I’d highly recommend creating a moodboard for your photographer. It doesn’t have to be anything fancy, just useful enough to get across what your vision is for the shoot.
There are some great tools that help you plan and create moodboards. For style and shot inspiration I often use Pinterest and to layout a moodboard, I’ll use Canva.
The dynamic of every shoot is different and they can get very complex.
Clients who aren’t used to larger shoots tend not to understand that the photographer often plays a relatively little role in the whole process.
For larger advertising campaigns, it’s not uncommon to find a combination of the following team members on board:
Granted, unless it’s a massive production, you’re unlikely to find all of these crew members on set. However, it gives you an idea of many of the roles that can be involved during the creation of images.
When I’m working with local clients, the majority of the time I’ll play the role of many or all of these crew members. I’ll manage my own lighting, retouching, planning, and locations. If the client has a bigger budget, we can start to afford to bring on people that allows the photographer to do what they do best.
There we go, now you know how to write the perfect photoshoot brief!
It might seem overkill for some shoots and it maybe is. However, take out the bits you don’t need and you’ll arm your photographer with everything they need to know to make the most out of the shoot.

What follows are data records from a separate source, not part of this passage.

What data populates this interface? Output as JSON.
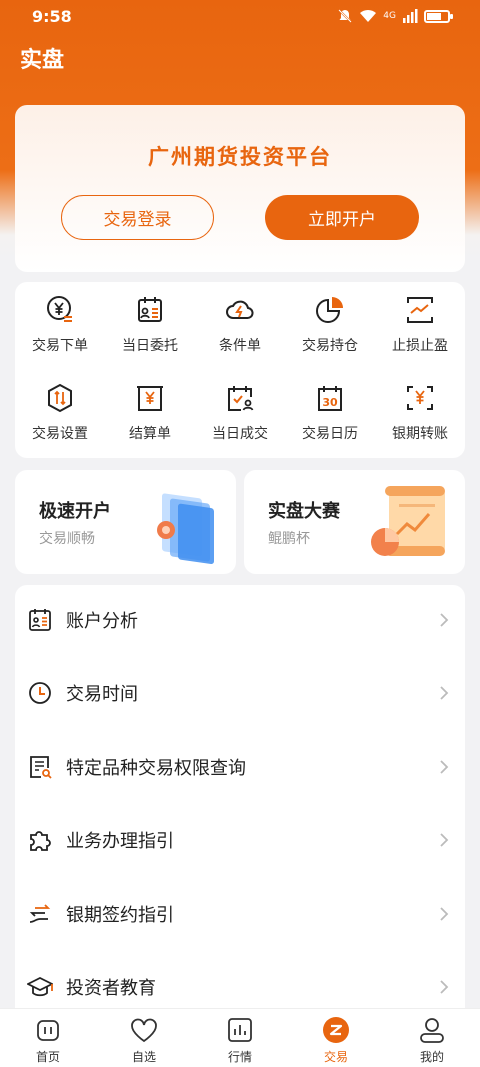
{
  "status": {
    "time": "9:58",
    "network": "4G"
  },
  "header": {
    "title": "实盘"
  },
  "hero": {
    "title": "广州期货投资平台",
    "login_label": "交易登录",
    "open_label": "立即开户"
  },
  "functions": [
    {
      "label": "交易下单",
      "icon": "yen-order-icon"
    },
    {
      "label": "当日委托",
      "icon": "entrust-icon"
    },
    {
      "label": "条件单",
      "icon": "cloud-bolt-icon"
    },
    {
      "label": "交易持仓",
      "icon": "pie-chart-icon"
    },
    {
      "label": "止损止盈",
      "icon": "trend-frame-icon"
    },
    {
      "label": "交易设置",
      "icon": "hex-settings-icon"
    },
    {
      "label": "结算单",
      "icon": "settlement-icon"
    },
    {
      "label": "当日成交",
      "icon": "calendar-user-icon"
    },
    {
      "label": "交易日历",
      "icon": "calendar-30-icon"
    },
    {
      "label": "银期转账",
      "icon": "bank-transfer-icon"
    }
  ],
  "promos": [
    {
      "title": "极速开户",
      "subtitle": "交易顺畅"
    },
    {
      "title": "实盘大赛",
      "subtitle": "鲲鹏杯"
    }
  ],
  "menu": [
    {
      "label": "账户分析"
    },
    {
      "label": "交易时间"
    },
    {
      "label": "特定品种交易权限查询"
    },
    {
      "label": "业务办理指引"
    },
    {
      "label": "银期签约指引"
    },
    {
      "label": "投资者教育"
    }
  ],
  "tabs": [
    {
      "label": "首页"
    },
    {
      "label": "自选"
    },
    {
      "label": "行情"
    },
    {
      "label": "交易"
    },
    {
      "label": "我的"
    }
  ],
  "colors": {
    "accent": "#e8650f",
    "dark": "#222222",
    "muted": "#999999"
  }
}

If you need any help organising a shoot or still looking for the perfect photographer, feel free to get in touch.